# [Exercise goal]
Your response should contain each line of the data that includes "server".

Dataset rows for apps and sites:
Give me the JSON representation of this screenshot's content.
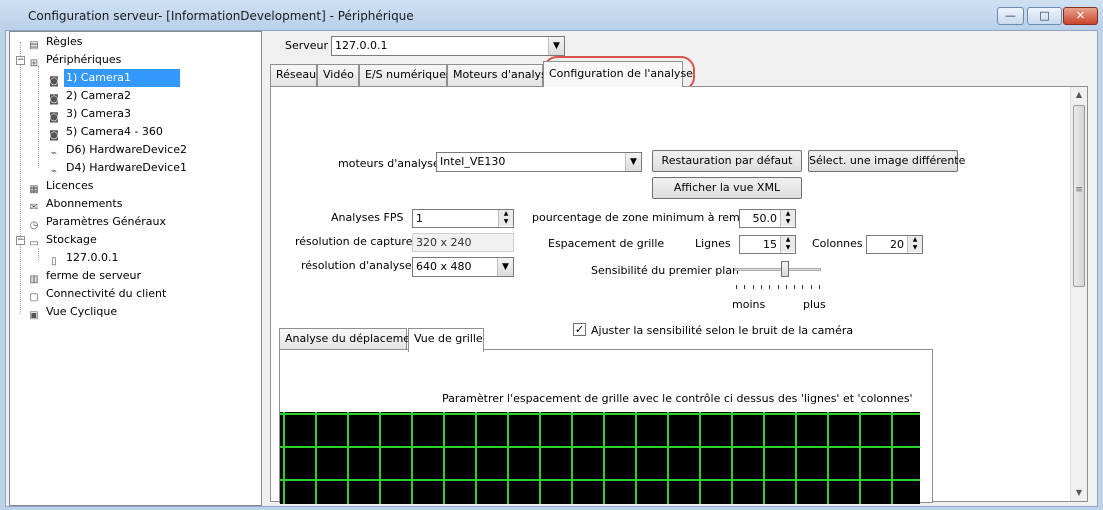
{
  "window": {
    "title": "Configuration serveur- [InformationDevelopment] - Périphérique",
    "minimize_glyph": "—",
    "maximize_glyph": "□",
    "close_glyph": "✕"
  },
  "tree": {
    "items": [
      {
        "label": "Règles",
        "icon": "rules-icon"
      },
      {
        "label": "Périphériques",
        "icon": "devices-icon"
      },
      {
        "label": "1) Camera1",
        "icon": "camera-icon"
      },
      {
        "label": "2) Camera2",
        "icon": "camera-icon"
      },
      {
        "label": "3) Camera3",
        "icon": "camera-icon"
      },
      {
        "label": "5) Camera4 - 360",
        "icon": "camera-icon"
      },
      {
        "label": "D6) HardwareDevice2",
        "icon": "hardware-device-icon"
      },
      {
        "label": "D4) HardwareDevice1",
        "icon": "hardware-device-icon"
      },
      {
        "label": "Licences",
        "icon": "licence-icon"
      },
      {
        "label": "Abonnements",
        "icon": "subscription-icon"
      },
      {
        "label": "Paramètres Généraux",
        "icon": "general-settings-icon"
      },
      {
        "label": "Stockage",
        "icon": "storage-icon"
      },
      {
        "label": "127.0.0.1",
        "icon": "storage-server-icon"
      },
      {
        "label": "ferme de serveur",
        "icon": "server-farm-icon"
      },
      {
        "label": "Connectivité du client",
        "icon": "client-connectivity-icon"
      },
      {
        "label": "Vue Cyclique",
        "icon": "cyclic-view-icon"
      }
    ],
    "expand_glyph_open": "−"
  },
  "server": {
    "label": "Serveur",
    "value": "127.0.0.1"
  },
  "tabs": [
    {
      "label": "Réseau"
    },
    {
      "label": "Vidéo"
    },
    {
      "label": "E/S numériques"
    },
    {
      "label": "Moteurs d'analyse"
    },
    {
      "label": "Configuration de l'analyse"
    }
  ],
  "analysis": {
    "engine_label": "moteurs d'analyse",
    "engine_value": "Intel_VE130",
    "restore_default_button": "Restauration par défaut",
    "select_image_button": "Sélect. une image différente",
    "show_xml_button": "Afficher la vue XML",
    "fps_label": "Analyses FPS",
    "fps_value": "1",
    "capture_res_label": "résolution de capture",
    "capture_res_value": "320 x 240",
    "analysis_res_label": "résolution d'analyse",
    "analysis_res_value": "640 x 480",
    "min_zone_label": "pourcentage de zone minimum à rempl",
    "min_zone_value": "50.0",
    "grid_spacing_label": "Espacement de grille",
    "rows_label": "Lignes",
    "rows_value": "15",
    "cols_label": "Colonnes",
    "cols_value": "20",
    "foreground_label": "Sensibilité du premier plan",
    "less_label": "moins",
    "more_label": "plus",
    "sensitivity_level": 0.6,
    "noise_checkbox_label": "Ajuster la sensibilité selon le bruit de la caméra",
    "noise_checkbox_checked": true,
    "check_glyph": "✓"
  },
  "subtabs": [
    {
      "label": "Analyse du déplacement"
    },
    {
      "label": "Vue de grille"
    }
  ],
  "grid_view": {
    "instruction": "Paramètrer l'espacement de grille avec le contrôle ci dessus des 'lignes' et 'colonnes'",
    "line_color": "#2bd12b",
    "background": "#000000"
  },
  "glyphs": {
    "dropdown": "▼",
    "spin_up": "▲",
    "spin_down": "▼",
    "scroll_up": "▲",
    "scroll_down": "▼",
    "scroll_grip": "≡"
  }
}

# [Reply to the task]
        "icon": "storage-server-icon"
        "icon": "server-farm-icon"
  "server": {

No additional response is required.